The Sorry Saga of Bhutan's North
Click over the map to know the differences

Friday, July 23, 2010

Adapting to democracy

A change in attitude sought of lower level personnel

Say Kuzuzangpola : SP Tshering Dorji speaks to law enforcers

Royal Bhutan Police 21 July, 2010 - “*Tshoed, tshoed*… move your car,” is a disrespectful common phrase many vehicle drivers, especially ones, who don’t drive the flashier ones, receive from traffic policemen.

“That’s not how you do it,” said Paro town’s superintendent of police (SP), Tshering Dorji, “you say, *kuzuzangpo*, you can’t park your car here la. Be polite and courteous but firm, even if it’s someone in a big car, and the driver is wearing sun glasses.”

The SP was speaking to about fifty of his law enforcers at an event intended to change attitude and behaviour in the police force, yesterday in Paro.

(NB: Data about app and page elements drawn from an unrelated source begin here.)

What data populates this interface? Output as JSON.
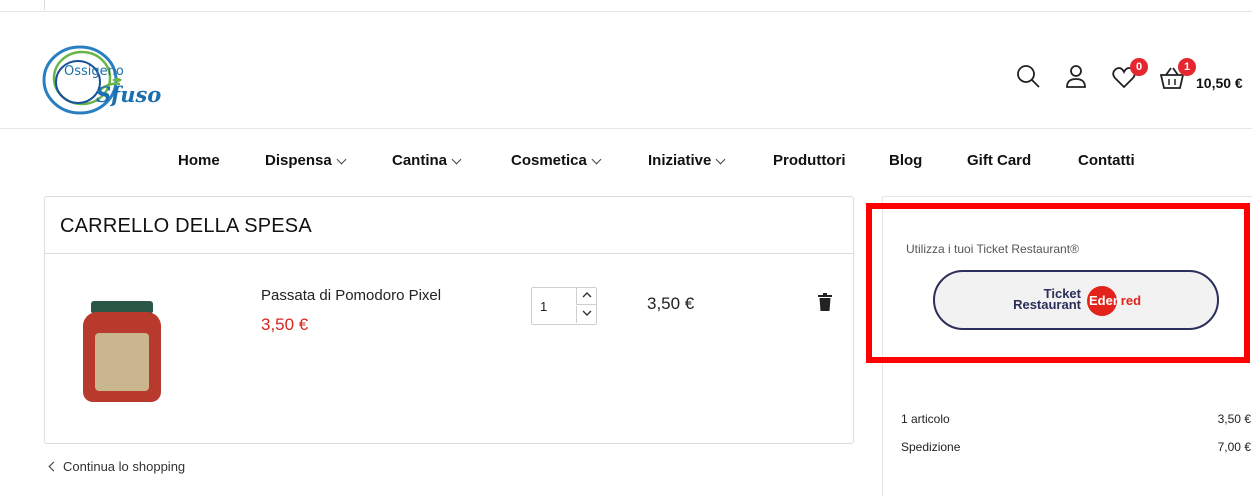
{
  "header": {
    "logo": {
      "line1": "Ossigeno",
      "line2": "Sfuso"
    },
    "wishlist_count": "0",
    "cart_count": "1",
    "cart_total": "10,50 €"
  },
  "nav": {
    "items": [
      {
        "label": "Home",
        "has_dropdown": false
      },
      {
        "label": "Dispensa",
        "has_dropdown": true
      },
      {
        "label": "Cantina",
        "has_dropdown": true
      },
      {
        "label": "Cosmetica",
        "has_dropdown": true
      },
      {
        "label": "Iniziative",
        "has_dropdown": true
      },
      {
        "label": "Produttori",
        "has_dropdown": false
      },
      {
        "label": "Blog",
        "has_dropdown": false
      },
      {
        "label": "Gift Card",
        "has_dropdown": false
      },
      {
        "label": "Contatti",
        "has_dropdown": false
      }
    ]
  },
  "cart": {
    "title": "CARRELLO DELLA SPESA",
    "items": [
      {
        "name": "Passata di Pomodoro Pixel",
        "unit_price": "3,50 €",
        "quantity": "1",
        "line_total": "3,50 €"
      }
    ],
    "continue_label": "Continua lo shopping"
  },
  "sidebar": {
    "ticket_text": "Utilizza i tuoi Ticket Restaurant®",
    "ticket_logo": {
      "word1": "Ticket",
      "word2": "Restaurant",
      "brand_white": "Eden",
      "brand_red": "red"
    },
    "summary": {
      "articles_label": "1 articolo",
      "articles_value": "3,50 €",
      "shipping_label": "Spedizione",
      "shipping_value": "7,00 €"
    }
  },
  "colors": {
    "accent_red": "#e5262e",
    "price_red": "#d9251f",
    "ticket_navy": "#2b2f5a",
    "highlight": "#ff0000"
  }
}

With the coming of democracy and fundamental rights, the RBP has been involved in a campaign to get its police personnel, especially at the lower levels, to change their attitude towards the public. A change of attitude, Brigadier Kipchu Namgyel, the police chief himself, has admitted is the greatest challenge facing the RBP.

In June, SPs from all dzongkhags were called to Thimphu for a briefing on the campaign. Recognising that most low level personnel have limited educational backgrounds, or are long serving personnel with traditional policing concepts, the SPs were informed to simplify their methods in attempting to change attitudes.

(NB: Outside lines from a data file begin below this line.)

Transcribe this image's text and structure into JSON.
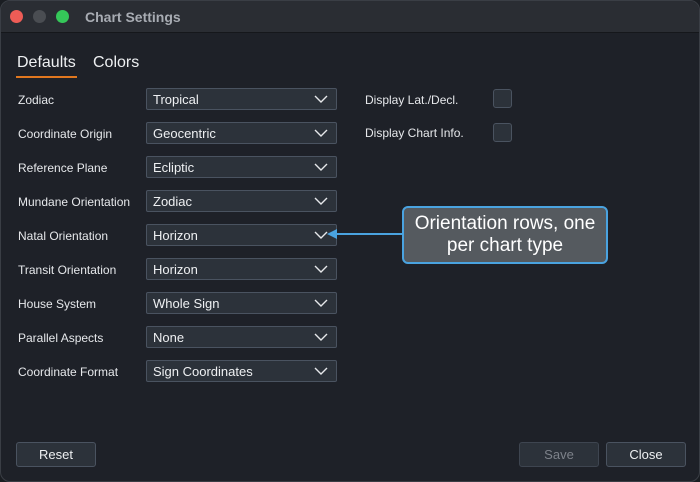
{
  "window": {
    "title": "Chart Settings"
  },
  "tabs": [
    {
      "label": "Defaults",
      "active": true
    },
    {
      "label": "Colors",
      "active": false
    }
  ],
  "rows": [
    {
      "label": "Zodiac",
      "value": "Tropical"
    },
    {
      "label": "Coordinate Origin",
      "value": "Geocentric"
    },
    {
      "label": "Reference Plane",
      "value": "Ecliptic"
    },
    {
      "label": "Mundane Orientation",
      "value": "Zodiac"
    },
    {
      "label": "Natal Orientation",
      "value": "Horizon"
    },
    {
      "label": "Transit Orientation",
      "value": "Horizon"
    },
    {
      "label": "House System",
      "value": "Whole Sign"
    },
    {
      "label": "Parallel Aspects",
      "value": "None"
    },
    {
      "label": "Coordinate Format",
      "value": "Sign Coordinates"
    }
  ],
  "display_options": [
    {
      "label": "Display Lat./Decl.",
      "checked": false
    },
    {
      "label": "Display Chart Info.",
      "checked": false
    }
  ],
  "buttons": {
    "reset": "Reset",
    "save": "Save",
    "close": "Close"
  },
  "callout": {
    "line1": "Orientation rows, one",
    "line2": "per chart type"
  },
  "colors": {
    "accent": "#e0771f",
    "callout_border": "#4aa3e0"
  }
}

Paro’s SP, Tshering Dorji, used a humorous and anecdotal approach to get his police audience to understand the importance of the change the RBP is attempting.

“A pretty woman comes to report something, you quickly offer her a seat, and ask her: how many kids do you have? She replies: Three. You say, no! You can’t have three with a body like that.”

Once the laughter had died down, especially among the male members of the police audience, the SP said, “Our job is not to get that kind of information, there is to be no flirting whatsoever.”

He pointed out that cases dealing with woman needed extra “sensitivity” by the police. He said female victims should only be dealt with by police personnel of the same gender; or. if not possible, to include a female witness, when being addressed by a male police personnel. SP Tshering Dorji also instructed his audience on the rights of children and the elderly.

The SP particularly emphasised the rights of the public. “If someone comes to the station, asking for information on the road to Phuentsholing, don’t say, ‘I don’t know, go ask RSTA’. Instead, just use your walkie talkie to get a status report from the checkpoints,” explained the SP. “That person has a right to that information.”

Speaking to Kuensel, SP Tshering Dorji, said that achieving attitude change “may take some time.” He added, “It’s difficult to change personal characteristics.”

SP Tshering Dorji said that, in the meantime, rude police personnel the public encounter should be reported to superiors. But he added that the public should refrain from provoking police personnel, especially if they have just broken rules.

By Gyalsten K Dorji


  1. thanks bro for this information, visit back to download ebook gratis, please :)

  2. Thank you for your nice site.I really enjoy to visit this type of site.i read your article about"Adapting to democracy".Its really very good thing..Good job keep going...